Global Investing Roundups

Motorola Makes Merger Moves; AIG in Accounting Trouble; Societe General Offers Bargain Shares; Delta and Northwest Close to Merger; Emirate International Plans $5 Billion Algiers Investment; Venezuela Changes Banks; Australia Raises Inflation Concerns; Gazprom Gives Ukraine Slight Reprieve

  • Motorola Inc. (MOT), the third largest mobile phone maker, is in talks to combine with Nortel Networks Corp. (NT), which would result in a joint venture valued at $10 billion, The Wall Street Journal reported, citing sources close to the possible deal. Motorola, who has been losing ground to industry leaders Nokia Corp. (NOK) and Samsung Electronics Co. Ltd., has been investigating various options, including the sale of their mobile phone unit. Investor Carl Icahn, who holds a 5% stake in Motorola, is using his influence to put pressure on the lagging phone maker to come up with a deal that will profit shareholders.
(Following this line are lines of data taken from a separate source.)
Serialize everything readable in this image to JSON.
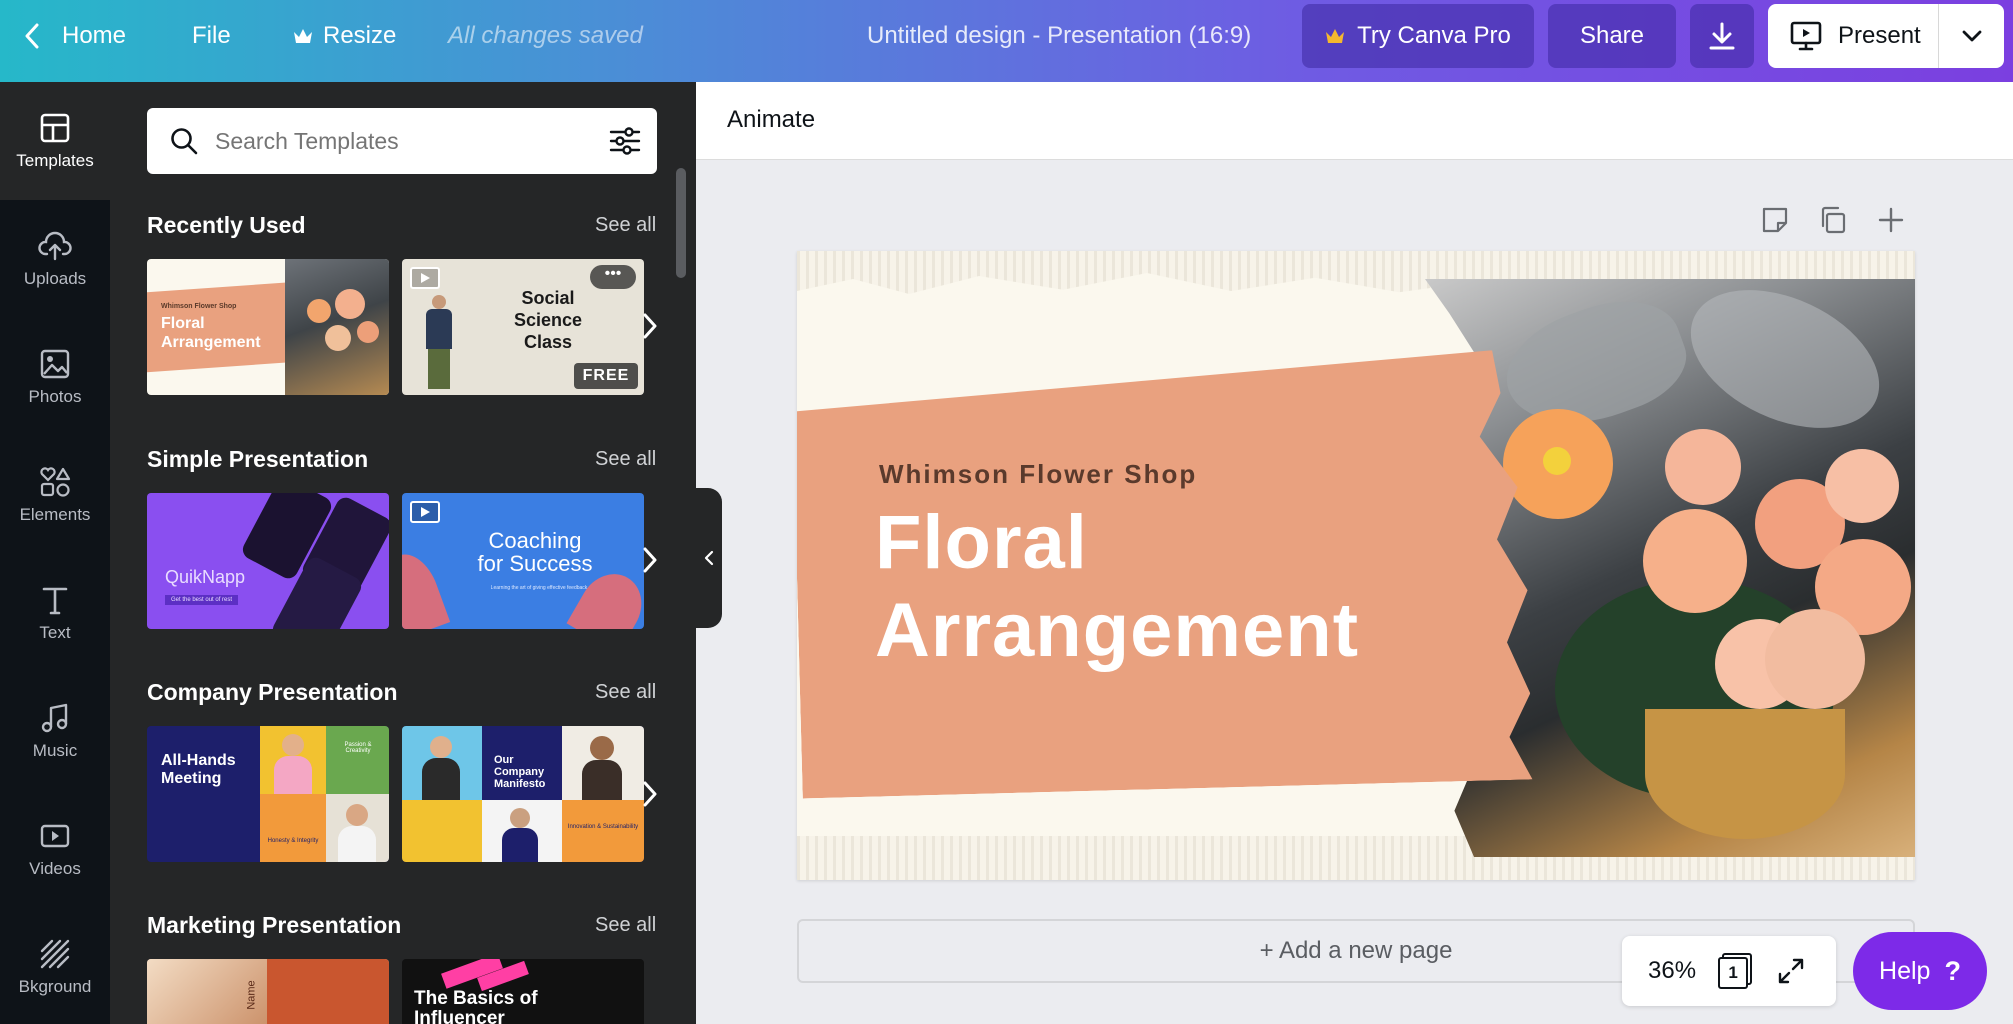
{
  "topbar": {
    "home_label": "Home",
    "file_label": "File",
    "resize_label": "Resize",
    "status": "All changes saved",
    "doc_title": "Untitled design - Presentation (16:9)",
    "try_pro_label": "Try Canva Pro",
    "share_label": "Share",
    "present_label": "Present"
  },
  "rail": [
    {
      "label": "Templates",
      "icon": "templates-icon"
    },
    {
      "label": "Uploads",
      "icon": "upload-cloud-icon"
    },
    {
      "label": "Photos",
      "icon": "photo-icon"
    },
    {
      "label": "Elements",
      "icon": "elements-shapes-icon"
    },
    {
      "label": "Text",
      "icon": "text-t-icon"
    },
    {
      "label": "Music",
      "icon": "music-note-icon"
    },
    {
      "label": "Videos",
      "icon": "video-play-icon"
    },
    {
      "label": "Bkground",
      "icon": "background-stripes-icon"
    }
  ],
  "panel": {
    "search_placeholder": "Search Templates",
    "see_all": "See all",
    "sections": [
      {
        "title": "Recently Used",
        "thumbs": [
          {
            "line1": "Whimson Flower Shop",
            "line2": "Floral",
            "line3": "Arrangement"
          },
          {
            "line1": "Social",
            "line2": "Science",
            "line3": "Class",
            "badge": "FREE"
          }
        ]
      },
      {
        "title": "Simple Presentation",
        "thumbs": [
          {
            "line1": "QuikNapp",
            "line2": "Get the best out of rest"
          },
          {
            "line1": "Coaching",
            "line2": "for Success",
            "line3": "Learning the art of giving effective feedback"
          }
        ]
      },
      {
        "title": "Company Presentation",
        "thumbs": [
          {
            "line1": "All-Hands",
            "line2": "Meeting",
            "line3": "Passion & Creativity",
            "line4": "Honesty & Integrity"
          },
          {
            "line1": "Our",
            "line2": "Company",
            "line3": "Manifesto",
            "line4": "Innovation & Sustainability"
          }
        ]
      },
      {
        "title": "Marketing Presentation",
        "thumbs": [
          {
            "line1": "Name"
          },
          {
            "line1": "The Basics of",
            "line2": "Influencer"
          }
        ]
      }
    ]
  },
  "editor": {
    "animate_label": "Animate",
    "slide": {
      "subtitle": "Whimson Flower Shop",
      "title_line1": "Floral",
      "title_line2": "Arrangement"
    },
    "add_page_label": "+ Add a new page",
    "zoom": "36%",
    "page_count": "1",
    "help_label": "Help",
    "help_icon": "?"
  },
  "colors": {
    "brand_purple": "#7d2ae8",
    "peach": "#e9a17f",
    "panel_dark": "#252627",
    "rail_dark": "#0e1318"
  }
}
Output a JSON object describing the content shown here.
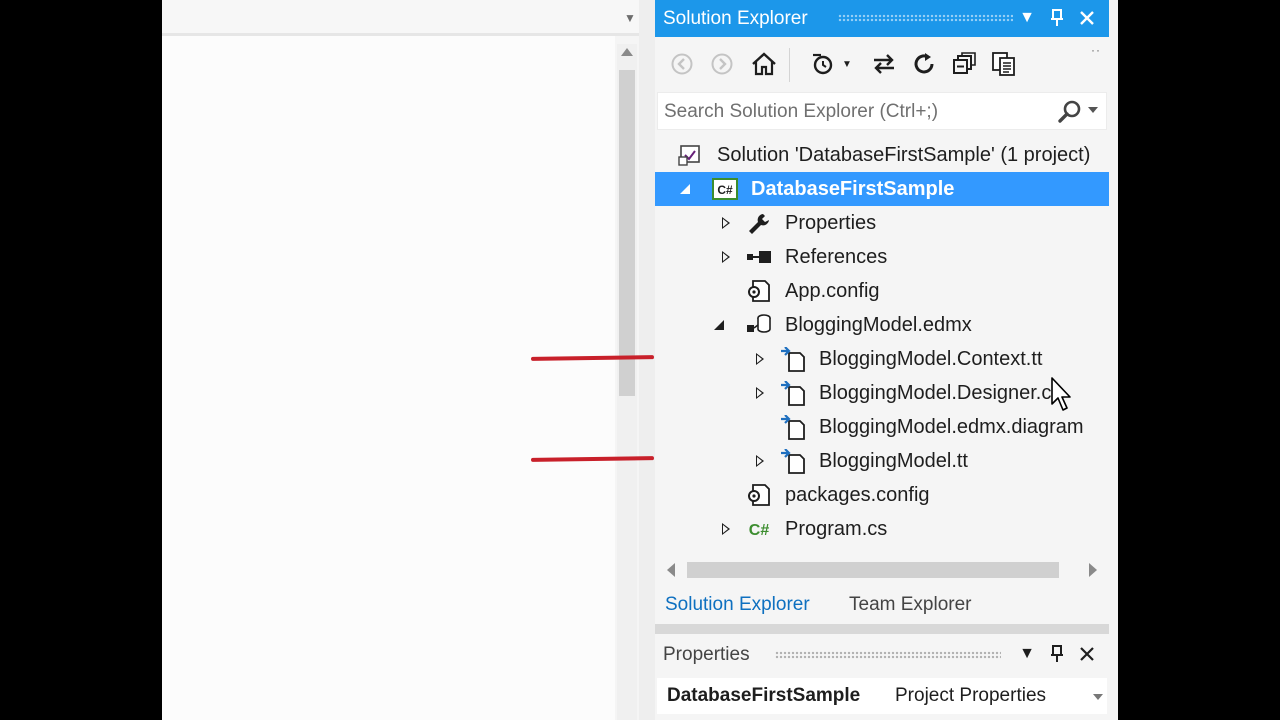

  • American International Group Inc. (AIG), the world's largest insurer, announced that auditors had found some discrepancies in the way the firm's derivatives portfolio had been valued, Reuters reported. The insurance firm is no stranger to accounting scandals, as the current troubles are reminiscent of the scandal that led to the 2005 ouster of former CEO Maurice "Hank" Greenberg. "[We] believe AIG management will have an extremely difficult time regaining investor confidence," Standard & Poor's said in a note to investors yesterday (Monday).

  • Seeking to assure shareholders sickened by its recent $7.2 billion trading scandal, French bank Societe Generale (OTC: SCGLY) announced it aims to raise nearly $8 billion by offering shares at a 38.9% discount, Reuters reported.  The bank also announced an addition $870 million in new write-downs.

  • Delta Air Lines Inc. (DAL) and Northwest Airlines Corp. (NWA) may be weeks away from announcing a merger agreement, Bloomberg reported, citing unnamed sources familiar with the talks. The deal would make for the world's biggest airline company. Labor support is critical, as Delta's pilot union helped diffuse a hostile takeover by U.S. Airways Group Inc. (LCC) last year.

  • Emirates International Investment Co., an Abu Dhabi-based investment group, plans to spend $5 billion on homes, shops and a park in Algeria's capital city of Algiers, Bloomberg reported. The Dounya Parc project will span 6.6 million square meters and will be completed in 2012.

  • Venezuela has begun moving oil revenue into Swiss banks to avoid a possible seizure of funds by Exxon Mobil (XOM), which could result from a contentious legal battle. Last week, Exxon won a court ruling that froze assets belonging to Venezuelan state oil company PDVSA. According to Reuters, PDVSA has told clients that all of their payments should now be made to UBS Bank (UBS) in Switzerland. This occurred just days after Exxon lawyers told Dutch Antilles banks that PDVSA accounts would have to maintain their existing balances.

  • Australia's central bank warned yesterday (Monday) that further interest rate hikes might be necessary as it attempts to subdue "uncomfortably high" inflation that is now forecast to reach 3.75% later this year, the Financial Times reported. "Absent a further shift in economic risks to the downside … monetary policy is likely to need to be tighter in the period ahead," the Royal Bank of Australia (RBA) said in its quarterly monetary policy statement.

  • Gazprom OAO, the Russian natural gas monopoly, has agreed to delay by eight hours a deadline for Ukraine to negotiate a settlement for $1.5 billion in debt before shutting off a quarter of that country's natural gas supply. Gazprom had threatened to shut the valves on natural gas supplies from Russia to Ukraine after 10 a.m. today (Tuesday). However as the two parties failed to reach an agreement Monday, Gazprom issued a statement saying that it would delay the deadline until 6 p.m. Tuesday. In an earlier dispute in January 2006, Gazprom shut off all natural gas intended for domestic consumption in Ukraine but continued to ship supplies intended for transit to Western Europe.